record for such outbreaks, similar to tornado report records in other parts of the country,

contains flaws. Additionally, since the 67 tornadoes confirmed on 24 June 2003 is more than

double any previous outbreak in South Dakota, we suggest the large number of tornadoes in

this outbreak is more due to the efficiency of modern reporting methods than

meteorological causes. Yet given a compilation of notable tornado days in South Dakota, we

found a precursor link: in 70 percent of the significant outbreaks since 1950, tornado

generation was preceded by rapid advection (<72 h) of air parcels from the Arkansas-

Louisiana-Texas region – normally a source region for warm, moist maritime tropical (mT)


       A close examination of the 2003 outbreak shows that thermodynamic parameters

were exceptionally favorable for severe thunderstorm formation for three days from 22

June-24 June. One factor that favored the third day, on which the tornadoes occurred, was

strong positive vorticity advection. We also found that the meso-Eta forecast model (now

the North American Mesoscale model) under predicted surface dew points at the location of

the first tornado of the outbreak. It resulted in an underestimation of surface-based CAPE

by 3000 J kg-1 and overestimation the height of the level of free convection by 960 m. This

situation serves as a reminder to monitor observed dew points when forecasting late-day

thunderstorms in a region in which morning convection occurred. The resultant supercell

initiation here appears to have occurred near fine lines of low-level convergence

detected on satellite and weather surveillance radar.

         Another key finding for those concerned with operational forecasting is the

dissimilarity of tornado paths and supercell paths of motion. While it has long been known

that tornado motion and motion of its parent supercell cannot be assumed to be identical,

here we documented two cases where there was substantial deviation. In the first tornado of

the outbreak, the tornado vortex appeared to move north while the supercell moved in a

forecasted northeasterly direction near the rear-flank downdraft. Later in the event, warm

sector tornadoes moved in an unusual southeast to northwest direction – the result, we
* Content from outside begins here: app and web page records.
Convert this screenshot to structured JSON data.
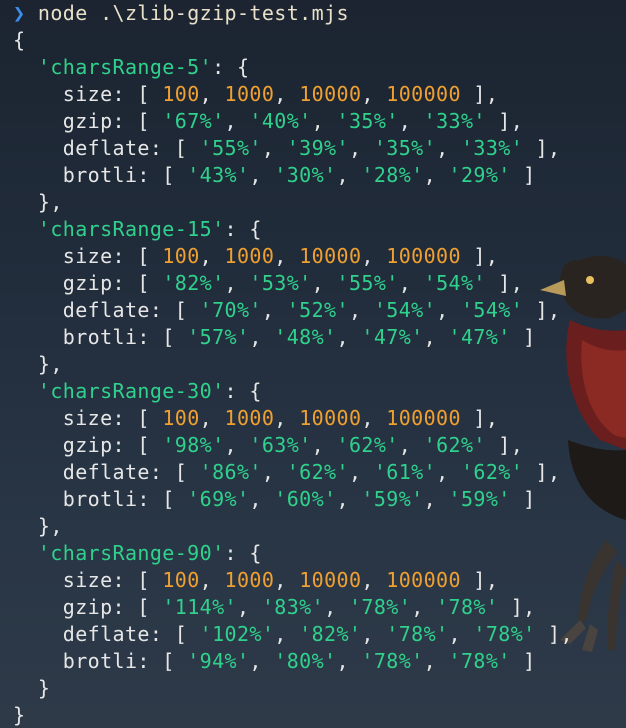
{
  "terminal": {
    "prompt_symbol": "❯",
    "command": "node .\\zlib-gzip-test.mjs",
    "open_brace": "{",
    "close_brace": "}",
    "groups": [
      {
        "name": "'charsRange-5'",
        "size": [
          "100",
          "1000",
          "10000",
          "100000"
        ],
        "gzip": [
          "'67%'",
          "'40%'",
          "'35%'",
          "'33%'"
        ],
        "deflate": [
          "'55%'",
          "'39%'",
          "'35%'",
          "'33%'"
        ],
        "brotli": [
          "'43%'",
          "'30%'",
          "'28%'",
          "'29%'"
        ]
      },
      {
        "name": "'charsRange-15'",
        "size": [
          "100",
          "1000",
          "10000",
          "100000"
        ],
        "gzip": [
          "'82%'",
          "'53%'",
          "'55%'",
          "'54%'"
        ],
        "deflate": [
          "'70%'",
          "'52%'",
          "'54%'",
          "'54%'"
        ],
        "brotli": [
          "'57%'",
          "'48%'",
          "'47%'",
          "'47%'"
        ]
      },
      {
        "name": "'charsRange-30'",
        "size": [
          "100",
          "1000",
          "10000",
          "100000"
        ],
        "gzip": [
          "'98%'",
          "'63%'",
          "'62%'",
          "'62%'"
        ],
        "deflate": [
          "'86%'",
          "'62%'",
          "'61%'",
          "'62%'"
        ],
        "brotli": [
          "'69%'",
          "'60%'",
          "'59%'",
          "'59%'"
        ]
      },
      {
        "name": "'charsRange-90'",
        "size": [
          "100",
          "1000",
          "10000",
          "100000"
        ],
        "gzip": [
          "'114%'",
          "'83%'",
          "'78%'",
          "'78%'"
        ],
        "deflate": [
          "'102%'",
          "'82%'",
          "'78%'",
          "'78%'"
        ],
        "brotli": [
          "'94%'",
          "'80%'",
          "'78%'",
          "'78%'"
        ]
      }
    ]
  },
  "colors": {
    "number": "#f0a030",
    "string": "#2fd18c",
    "prompt": "#3b8eea",
    "text": "#e6e6e6"
  }
}
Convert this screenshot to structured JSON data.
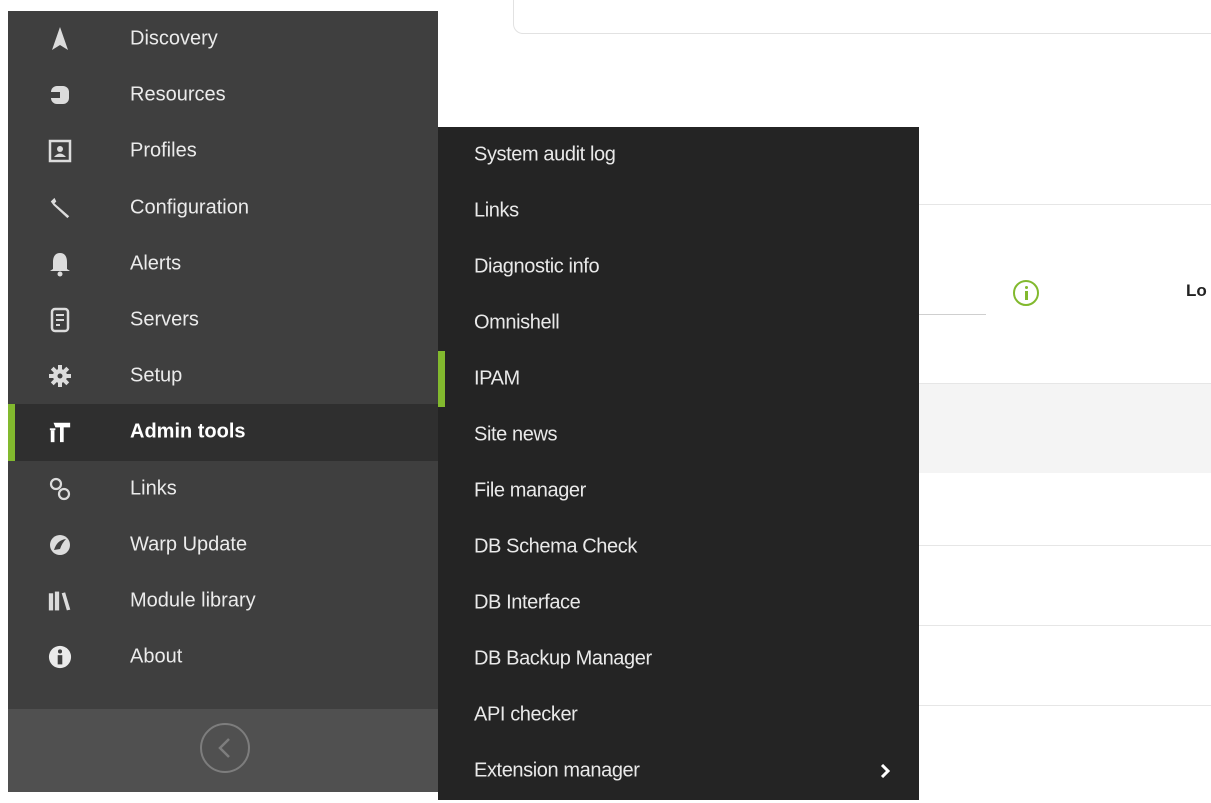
{
  "background": {
    "partial_label": "Lo"
  },
  "sidebar": {
    "items": [
      {
        "label": "Discovery",
        "icon": "rocket-icon"
      },
      {
        "label": "Resources",
        "icon": "resources-icon"
      },
      {
        "label": "Profiles",
        "icon": "profile-card-icon"
      },
      {
        "label": "Configuration",
        "icon": "wrench-icon"
      },
      {
        "label": "Alerts",
        "icon": "bell-icon"
      },
      {
        "label": "Servers",
        "icon": "server-icon"
      },
      {
        "label": "Setup",
        "icon": "gear-icon"
      },
      {
        "label": "Admin tools",
        "icon": "admin-tools-icon",
        "active": true
      },
      {
        "label": "Links",
        "icon": "links-icon"
      },
      {
        "label": "Warp Update",
        "icon": "warp-update-icon"
      },
      {
        "label": "Module library",
        "icon": "library-icon"
      },
      {
        "label": "About",
        "icon": "info-icon"
      }
    ]
  },
  "submenu": {
    "items": [
      {
        "label": "System audit log"
      },
      {
        "label": "Links"
      },
      {
        "label": "Diagnostic info"
      },
      {
        "label": "Omnishell"
      },
      {
        "label": "IPAM",
        "active": true
      },
      {
        "label": "Site news"
      },
      {
        "label": "File manager"
      },
      {
        "label": "DB Schema Check"
      },
      {
        "label": "DB Interface"
      },
      {
        "label": "DB Backup Manager"
      },
      {
        "label": "API checker"
      },
      {
        "label": "Extension manager",
        "has_submenu": true
      }
    ]
  },
  "colors": {
    "accent": "#82b92e",
    "sidebar_bg": "#3f3f3f",
    "submenu_bg": "#242424"
  }
}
hypothesize, of tornadoes swirling cyclonically around large, northeast-moving

mesocyclones. In both cases the tornadoes moved to the left of supercell motion (left-

moving tornadoes, not left-moving supercells), demonstrating a limitation of the accuracy of

tornado pathcasts by radar in public warning situations. It is important to consider these

effects, particularly in high-instability, weak-shear conditions such as those described in this


         One final question: Given the conditions outlined in these papers, how predictable

was this historic outbreak? Certainly the severe weather that occurred was well-forecast.

South Dakota was identified as a tornado risk area days ahead of time, the tornado watch

was posted hours ahead of time, and most of the tornado warnings were in effect several

minutes ahead of time. But what about the quantitative magnitude of the outbreak, should

that have been anticipated?

        Most forecasters are cautious about issuing a forecast that includes

record-setting phenomena. In this case, caution would have been justified. The SPC did not

even declare it a “particularly dangerous situation” until 0135 UTC – more than three hours

into the six-hour outbreak. A record number of tornadoes was not assured even at that

point, when you consider that over half of the outbreak’s tornadoes occurred in the least-

likely area - not near the surface low nor along the warm front, but in the warm sector,

where directional shear was minimal and mid-level flow was weak. These were not supercell

tornadoes in the traditional sense – they were small, updraft-driven vortexes that multiplied

in number. But without them, there would have been no single-day record tornado outbreak

of 24 June 2003.